Start of Input material

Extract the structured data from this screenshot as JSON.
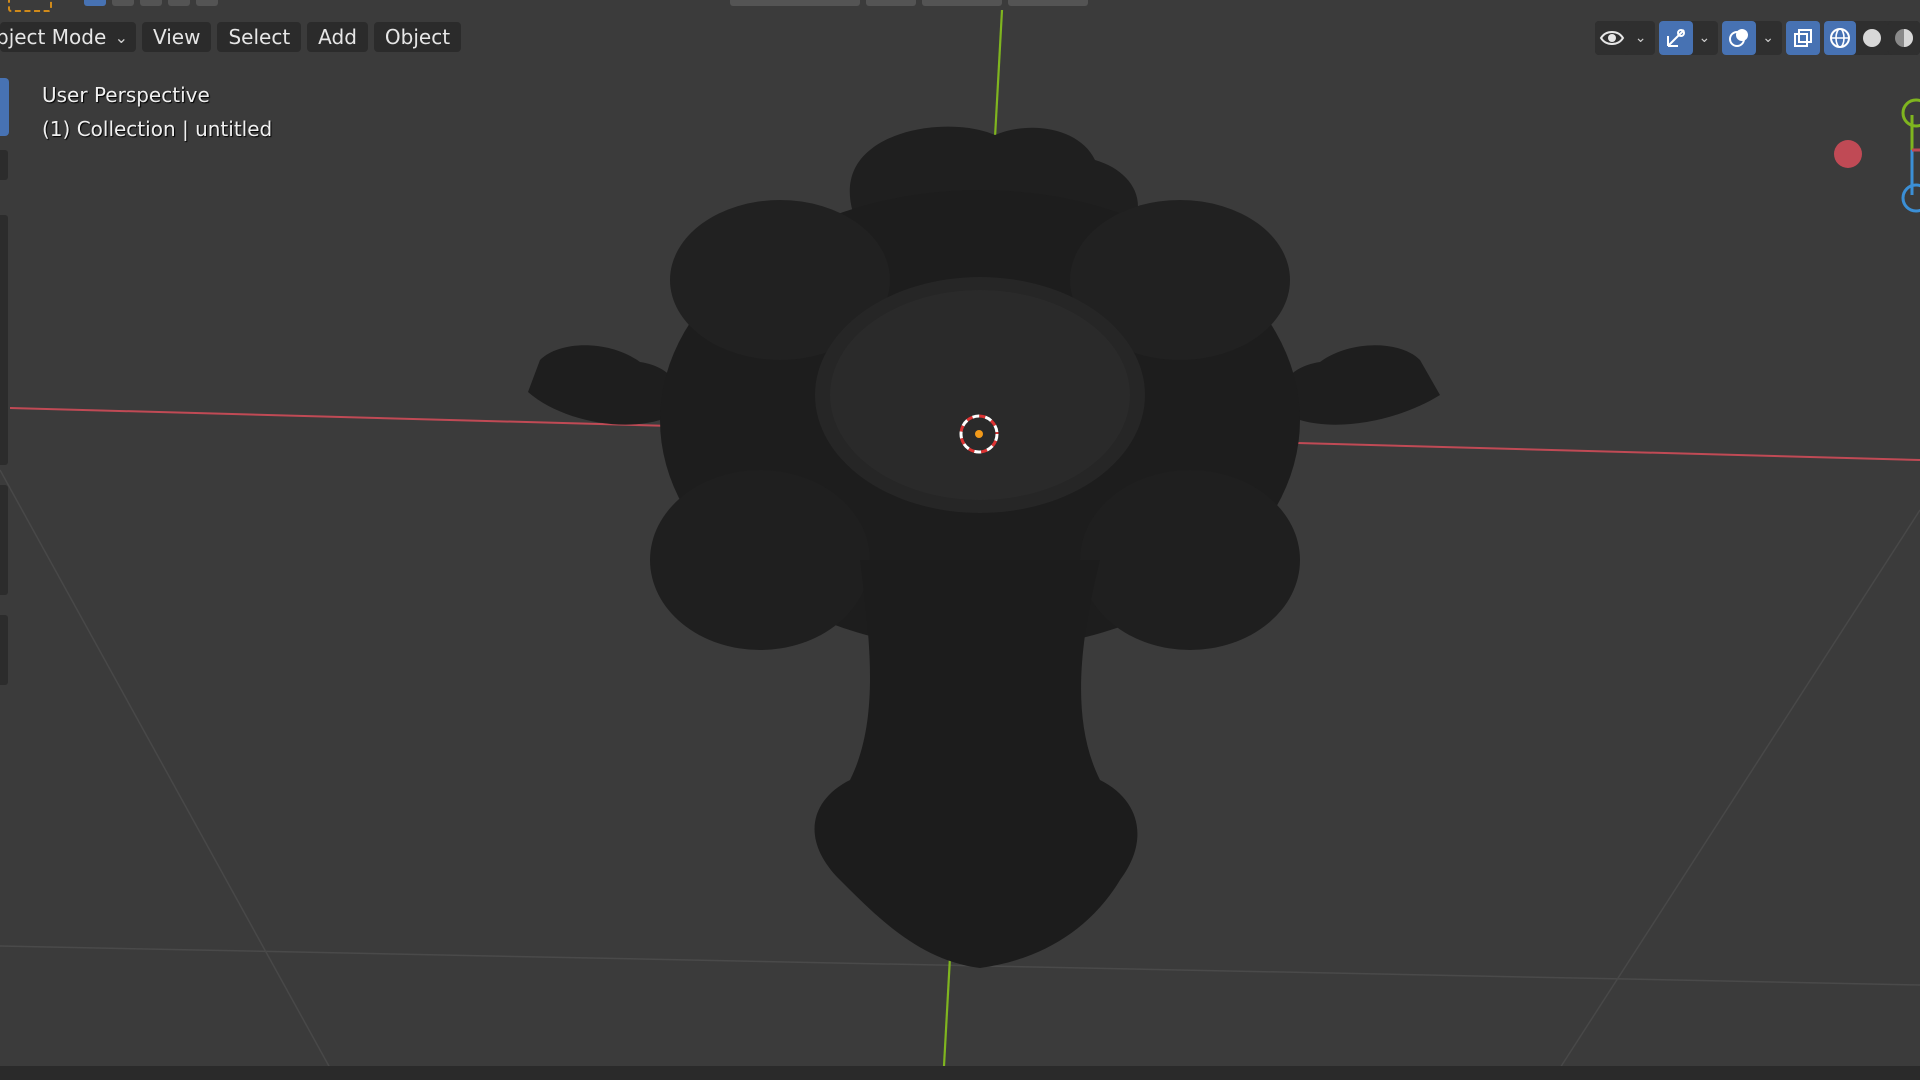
{
  "header": {
    "mode_label": "bject Mode",
    "menus": [
      "View",
      "Select",
      "Add",
      "Object"
    ]
  },
  "viewport_overlay": {
    "line1": "User Perspective",
    "line2": "(1) Collection | untitled"
  },
  "right_toolbar": {
    "icons": [
      "visibility-eye-icon",
      "gizmo-toggle-icon",
      "overlay-toggle-icon",
      "xray-toggle-icon",
      "wireframe-shading-icon",
      "solid-shading-icon",
      "material-shading-icon"
    ]
  },
  "colors": {
    "viewport_bg": "#3b3b3b",
    "x_axis": "#c04a55",
    "y_axis": "#7fb51f",
    "accent_blue": "#4772b3",
    "object": "#1d1d1d"
  }
}
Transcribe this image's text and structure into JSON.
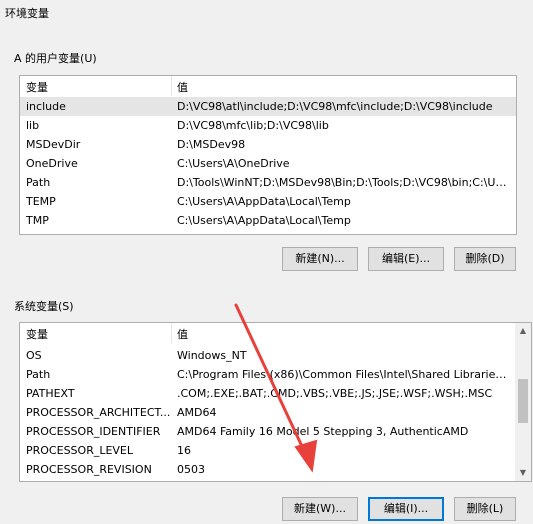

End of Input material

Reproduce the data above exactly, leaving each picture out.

Extract the structured data from this screenshot as JSON.
{
  "header": {
    "mode_label": "bject Mode",
    "menus": [
      "View",
      "Select",
      "Add",
      "Object"
    ]
  },
  "viewport_overlay": {
    "line1": "User Perspective",
    "line2": "(1) Collection | untitled"
  },
  "right_toolbar": {
    "icons": [
      "visibility-eye-icon",
      "gizmo-toggle-icon",
      "overlay-toggle-icon",
      "xray-toggle-icon",
      "wireframe-shading-icon",
      "solid-shading-icon",
      "material-shading-icon"
    ]
  },
  "colors": {
    "viewport_bg": "#3b3b3b",
    "x_axis": "#c04a55",
    "y_axis": "#7fb51f",
    "accent_blue": "#4772b3",
    "object": "#1d1d1d"
  }
}
Transcribe this image's text and structure into JSON.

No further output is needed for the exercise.